* **Task brief**
Would you repeat each line below precisely as it stands?

* **Information given**
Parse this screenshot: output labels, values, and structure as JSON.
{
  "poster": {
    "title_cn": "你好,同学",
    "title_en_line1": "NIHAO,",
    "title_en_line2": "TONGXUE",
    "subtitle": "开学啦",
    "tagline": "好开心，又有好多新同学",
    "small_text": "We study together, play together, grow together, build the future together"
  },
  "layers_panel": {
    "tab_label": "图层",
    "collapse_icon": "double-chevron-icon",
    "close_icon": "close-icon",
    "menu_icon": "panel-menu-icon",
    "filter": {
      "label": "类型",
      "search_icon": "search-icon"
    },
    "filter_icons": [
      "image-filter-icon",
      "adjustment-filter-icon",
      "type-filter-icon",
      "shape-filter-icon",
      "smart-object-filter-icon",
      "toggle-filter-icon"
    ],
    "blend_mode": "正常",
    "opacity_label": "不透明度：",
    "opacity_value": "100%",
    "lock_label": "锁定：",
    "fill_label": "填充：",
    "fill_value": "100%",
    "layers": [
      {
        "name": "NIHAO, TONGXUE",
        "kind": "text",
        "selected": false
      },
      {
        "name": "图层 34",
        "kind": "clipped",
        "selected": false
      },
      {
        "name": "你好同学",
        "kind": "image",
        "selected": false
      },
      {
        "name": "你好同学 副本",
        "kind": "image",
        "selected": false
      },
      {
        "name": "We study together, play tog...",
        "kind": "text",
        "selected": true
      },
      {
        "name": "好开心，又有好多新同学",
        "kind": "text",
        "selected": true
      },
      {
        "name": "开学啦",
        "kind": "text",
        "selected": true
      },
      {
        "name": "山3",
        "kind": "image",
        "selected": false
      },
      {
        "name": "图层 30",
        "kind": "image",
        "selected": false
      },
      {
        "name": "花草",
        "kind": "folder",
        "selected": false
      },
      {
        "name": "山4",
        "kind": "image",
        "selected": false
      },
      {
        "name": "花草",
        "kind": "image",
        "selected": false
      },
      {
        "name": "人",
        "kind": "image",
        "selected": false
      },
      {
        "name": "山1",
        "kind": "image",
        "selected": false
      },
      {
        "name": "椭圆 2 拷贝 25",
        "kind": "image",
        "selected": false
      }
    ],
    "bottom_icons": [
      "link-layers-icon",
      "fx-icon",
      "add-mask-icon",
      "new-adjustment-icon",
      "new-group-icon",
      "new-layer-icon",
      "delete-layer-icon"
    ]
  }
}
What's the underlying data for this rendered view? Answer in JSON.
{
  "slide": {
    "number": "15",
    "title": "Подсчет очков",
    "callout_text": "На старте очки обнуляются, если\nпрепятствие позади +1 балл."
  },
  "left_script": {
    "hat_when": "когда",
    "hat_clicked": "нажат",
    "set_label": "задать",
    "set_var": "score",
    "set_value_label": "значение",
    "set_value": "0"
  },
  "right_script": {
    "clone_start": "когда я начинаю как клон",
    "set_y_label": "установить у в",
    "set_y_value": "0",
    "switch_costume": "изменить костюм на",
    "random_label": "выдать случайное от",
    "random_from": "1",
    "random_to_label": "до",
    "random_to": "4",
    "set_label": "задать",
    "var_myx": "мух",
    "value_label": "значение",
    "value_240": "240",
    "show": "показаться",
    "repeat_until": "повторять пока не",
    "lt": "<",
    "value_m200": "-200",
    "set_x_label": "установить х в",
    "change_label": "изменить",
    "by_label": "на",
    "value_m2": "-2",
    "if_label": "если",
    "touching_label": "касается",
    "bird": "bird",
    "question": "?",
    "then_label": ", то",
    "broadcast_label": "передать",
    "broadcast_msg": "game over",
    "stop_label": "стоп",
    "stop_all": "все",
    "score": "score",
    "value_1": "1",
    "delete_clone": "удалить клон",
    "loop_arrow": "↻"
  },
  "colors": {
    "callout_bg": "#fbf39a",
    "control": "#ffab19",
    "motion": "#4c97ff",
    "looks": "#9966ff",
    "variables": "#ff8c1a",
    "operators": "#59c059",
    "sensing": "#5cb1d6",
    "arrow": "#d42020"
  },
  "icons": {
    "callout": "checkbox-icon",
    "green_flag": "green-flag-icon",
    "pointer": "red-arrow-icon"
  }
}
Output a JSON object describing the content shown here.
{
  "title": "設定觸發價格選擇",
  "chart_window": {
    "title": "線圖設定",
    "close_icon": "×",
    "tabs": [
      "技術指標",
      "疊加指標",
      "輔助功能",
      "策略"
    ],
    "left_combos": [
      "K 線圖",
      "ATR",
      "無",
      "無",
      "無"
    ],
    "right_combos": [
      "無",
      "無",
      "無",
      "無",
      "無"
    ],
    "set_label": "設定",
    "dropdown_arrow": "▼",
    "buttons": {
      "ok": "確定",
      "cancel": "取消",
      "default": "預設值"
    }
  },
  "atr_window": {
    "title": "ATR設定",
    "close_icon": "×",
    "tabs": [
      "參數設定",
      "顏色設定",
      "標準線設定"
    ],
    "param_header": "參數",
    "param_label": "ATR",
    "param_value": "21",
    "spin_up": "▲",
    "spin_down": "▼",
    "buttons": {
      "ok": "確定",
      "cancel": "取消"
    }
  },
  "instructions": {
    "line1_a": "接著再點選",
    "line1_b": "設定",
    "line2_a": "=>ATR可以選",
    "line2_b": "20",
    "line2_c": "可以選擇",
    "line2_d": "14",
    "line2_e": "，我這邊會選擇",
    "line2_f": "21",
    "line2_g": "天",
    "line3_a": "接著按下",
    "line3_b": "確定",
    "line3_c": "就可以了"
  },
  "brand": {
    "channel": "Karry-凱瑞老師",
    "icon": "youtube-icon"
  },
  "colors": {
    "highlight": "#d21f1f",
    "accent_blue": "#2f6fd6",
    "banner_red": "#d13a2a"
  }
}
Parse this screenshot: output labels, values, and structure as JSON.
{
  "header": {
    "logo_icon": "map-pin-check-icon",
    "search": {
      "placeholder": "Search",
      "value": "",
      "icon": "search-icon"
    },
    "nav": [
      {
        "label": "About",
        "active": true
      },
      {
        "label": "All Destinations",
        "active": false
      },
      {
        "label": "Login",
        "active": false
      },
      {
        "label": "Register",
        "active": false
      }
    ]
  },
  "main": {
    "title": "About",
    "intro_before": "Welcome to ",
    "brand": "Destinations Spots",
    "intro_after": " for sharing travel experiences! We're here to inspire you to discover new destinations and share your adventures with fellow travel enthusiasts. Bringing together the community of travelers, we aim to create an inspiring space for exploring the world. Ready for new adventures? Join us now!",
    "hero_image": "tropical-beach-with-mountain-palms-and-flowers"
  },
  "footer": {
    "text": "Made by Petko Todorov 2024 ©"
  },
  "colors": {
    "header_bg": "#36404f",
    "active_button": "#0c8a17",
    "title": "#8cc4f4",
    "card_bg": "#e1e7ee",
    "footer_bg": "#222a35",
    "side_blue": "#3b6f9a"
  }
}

* **Final answer**
Parse this screenshot: output labels, values, and structure as JSON.
{
  "poster": {
    "title_cn": "你好,同学",
    "title_en_line1": "NIHAO,",
    "title_en_line2": "TONGXUE",
    "subtitle": "开学啦",
    "tagline": "好开心，又有好多新同学",
    "small_text": "We study together, play together, grow together, build the future together"
  },
  "layers_panel": {
    "tab_label": "图层",
    "collapse_icon": "double-chevron-icon",
    "close_icon": "close-icon",
    "menu_icon": "panel-menu-icon",
    "filter": {
      "label": "类型",
      "search_icon": "search-icon"
    },
    "filter_icons": [
      "image-filter-icon",
      "adjustment-filter-icon",
      "type-filter-icon",
      "shape-filter-icon",
      "smart-object-filter-icon",
      "toggle-filter-icon"
    ],
    "blend_mode": "正常",
    "opacity_label": "不透明度：",
    "opacity_value": "100%",
    "lock_label": "锁定：",
    "fill_label": "填充：",
    "fill_value": "100%",
    "layers": [
      {
        "name": "NIHAO, TONGXUE",
        "kind": "text",
        "selected": false
      },
      {
        "name": "图层 34",
        "kind": "clipped",
        "selected": false
      },
      {
        "name": "你好同学",
        "kind": "image",
        "selected": false
      },
      {
        "name": "你好同学 副本",
        "kind": "image",
        "selected": false
      },
      {
        "name": "We study together, play tog...",
        "kind": "text",
        "selected": true
      },
      {
        "name": "好开心，又有好多新同学",
        "kind": "text",
        "selected": true
      },
      {
        "name": "开学啦",
        "kind": "text",
        "selected": true
      },
      {
        "name": "山3",
        "kind": "image",
        "selected": false
      },
      {
        "name": "图层 30",
        "kind": "image",
        "selected": false
      },
      {
        "name": "花草",
        "kind": "folder",
        "selected": false
      },
      {
        "name": "山4",
        "kind": "image",
        "selected": false
      },
      {
        "name": "花草",
        "kind": "image",
        "selected": false
      },
      {
        "name": "人",
        "kind": "image",
        "selected": false
      },
      {
        "name": "山1",
        "kind": "image",
        "selected": false
      },
      {
        "name": "椭圆 2 拷贝 25",
        "kind": "image",
        "selected": false
      }
    ],
    "bottom_icons": [
      "link-layers-icon",
      "fx-icon",
      "add-mask-icon",
      "new-adjustment-icon",
      "new-group-icon",
      "new-layer-icon",
      "delete-layer-icon"
    ]
  }
}
What's the underlying data for this rendered view? Answer in JSON.
{
  "slide": {
    "number": "15",
    "title": "Подсчет очков",
    "callout_text": "На старте очки обнуляются, если\nпрепятствие позади +1 балл."
  },
  "left_script": {
    "hat_when": "когда",
    "hat_clicked": "нажат",
    "set_label": "задать",
    "set_var": "score",
    "set_value_label": "значение",
    "set_value": "0"
  },
  "right_script": {
    "clone_start": "когда я начинаю как клон",
    "set_y_label": "установить у в",
    "set_y_value": "0",
    "switch_costume": "изменить костюм на",
    "random_label": "выдать случайное от",
    "random_from": "1",
    "random_to_label": "до",
    "random_to": "4",
    "set_label": "задать",
    "var_myx": "мух",
    "value_label": "значение",
    "value_240": "240",
    "show": "показаться",
    "repeat_until": "повторять пока не",
    "lt": "<",
    "value_m200": "-200",
    "set_x_label": "установить х в",
    "change_label": "изменить",
    "by_label": "на",
    "value_m2": "-2",
    "if_label": "если",
    "touching_label": "касается",
    "bird": "bird",
    "question": "?",
    "then_label": ", то",
    "broadcast_label": "передать",
    "broadcast_msg": "game over",
    "stop_label": "стоп",
    "stop_all": "все",
    "score": "score",
    "value_1": "1",
    "delete_clone": "удалить клон",
    "loop_arrow": "↻"
  },
  "colors": {
    "callout_bg": "#fbf39a",
    "control": "#ffab19",
    "motion": "#4c97ff",
    "looks": "#9966ff",
    "variables": "#ff8c1a",
    "operators": "#59c059",
    "sensing": "#5cb1d6",
    "arrow": "#d42020"
  },
  "icons": {
    "callout": "checkbox-icon",
    "green_flag": "green-flag-icon",
    "pointer": "red-arrow-icon"
  }
}
Output a JSON object describing the content shown here.
{
  "title": "設定觸發價格選擇",
  "chart_window": {
    "title": "線圖設定",
    "close_icon": "×",
    "tabs": [
      "技術指標",
      "疊加指標",
      "輔助功能",
      "策略"
    ],
    "left_combos": [
      "K 線圖",
      "ATR",
      "無",
      "無",
      "無"
    ],
    "right_combos": [
      "無",
      "無",
      "無",
      "無",
      "無"
    ],
    "set_label": "設定",
    "dropdown_arrow": "▼",
    "buttons": {
      "ok": "確定",
      "cancel": "取消",
      "default": "預設值"
    }
  },
  "atr_window": {
    "title": "ATR設定",
    "close_icon": "×",
    "tabs": [
      "參數設定",
      "顏色設定",
      "標準線設定"
    ],
    "param_header": "參數",
    "param_label": "ATR",
    "param_value": "21",
    "spin_up": "▲",
    "spin_down": "▼",
    "buttons": {
      "ok": "確定",
      "cancel": "取消"
    }
  },
  "instructions": {
    "line1_a": "接著再點選",
    "line1_b": "設定",
    "line2_a": "=>ATR可以選",
    "line2_b": "20",
    "line2_c": "可以選擇",
    "line2_d": "14",
    "line2_e": "，我這邊會選擇",
    "line2_f": "21",
    "line2_g": "天",
    "line3_a": "接著按下",
    "line3_b": "確定",
    "line3_c": "就可以了"
  },
  "brand": {
    "channel": "Karry-凱瑞老師",
    "icon": "youtube-icon"
  },
  "colors": {
    "highlight": "#d21f1f",
    "accent_blue": "#2f6fd6",
    "banner_red": "#d13a2a"
  }
}
Parse this screenshot: output labels, values, and structure as JSON.
{
  "header": {
    "logo_icon": "map-pin-check-icon",
    "search": {
      "placeholder": "Search",
      "value": "",
      "icon": "search-icon"
    },
    "nav": [
      {
        "label": "About",
        "active": true
      },
      {
        "label": "All Destinations",
        "active": false
      },
      {
        "label": "Login",
        "active": false
      },
      {
        "label": "Register",
        "active": false
      }
    ]
  },
  "main": {
    "title": "About",
    "intro_before": "Welcome to ",
    "brand": "Destinations Spots",
    "intro_after": " for sharing travel experiences! We're here to inspire you to discover new destinations and share your adventures with fellow travel enthusiasts. Bringing together the community of travelers, we aim to create an inspiring space for exploring the world. Ready for new adventures? Join us now!",
    "hero_image": "tropical-beach-with-mountain-palms-and-flowers"
  },
  "footer": {
    "text": "Made by Petko Todorov 2024 ©"
  },
  "colors": {
    "header_bg": "#36404f",
    "active_button": "#0c8a17",
    "title": "#8cc4f4",
    "card_bg": "#e1e7ee",
    "footer_bg": "#222a35",
    "side_blue": "#3b6f9a"
  }
}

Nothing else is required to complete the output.